Michael Pollan, author of Omnivor’s Dilemma and Food Rules: An Eater’s Manual, coined the term “edible non-food.” It is a way of grouping foods by whether or not they generally support health or are human-created foods that don’t provide a benefit to the body. Some examples of edible non-food might be soda and diet soda, cheese puffs, Pringles, etc You have probably heard a recommendation to shop for groceries on the outside of the grocery store to find the least processed most “whole” foods. This is where you will find fruits, vegetables, eggs, dairy, meat, etc. It is these minimally processed foods that Pollan is considering “food.” In order to be healthy this concept doesn’t need to be taken to the extreme but the general idea of it can’t be ignored.
When discussing this concept with my pediatric patients I ask them “between Elmer’s glue and Cheetos which one is a food?” Of course they always say Cheetos. I point out that they both can be eaten without causing an immediate health problem. One is marketed as food and one as school supplies. I would argue they are just about as equally “good for you.” This is a silly example but I’m trying to make the point that just being edible isn’t a good enough definition to determine that something is food.
Some questions to ask when you are deciding if something is food vs edible non-food are:
- Did nature make this or a factory?
- Do I recognized all of the ingredients listed in the ingredient list?

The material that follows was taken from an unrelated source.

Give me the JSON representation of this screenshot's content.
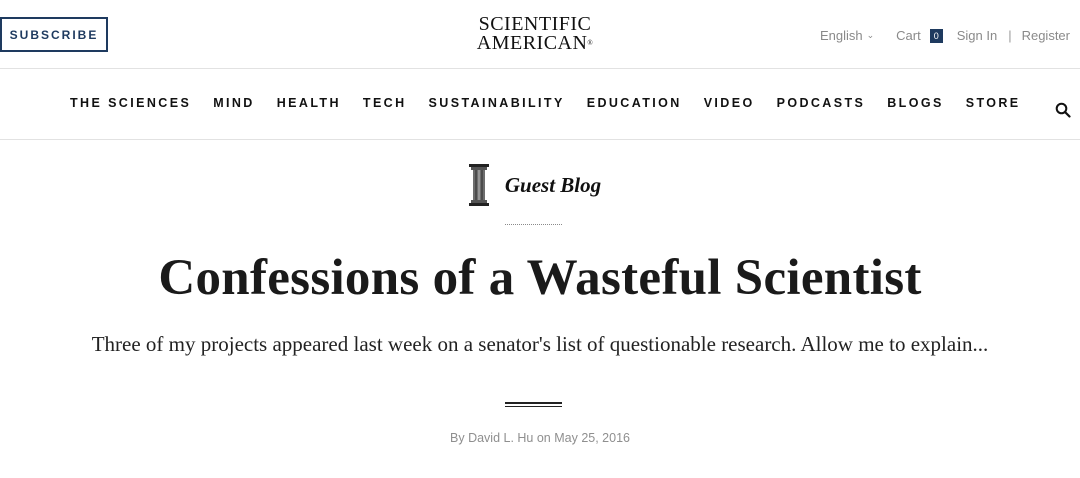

- Is the purpose of this food entertainment or nutrition?
- Does the packaging make health claims or seem to be convincing you of something?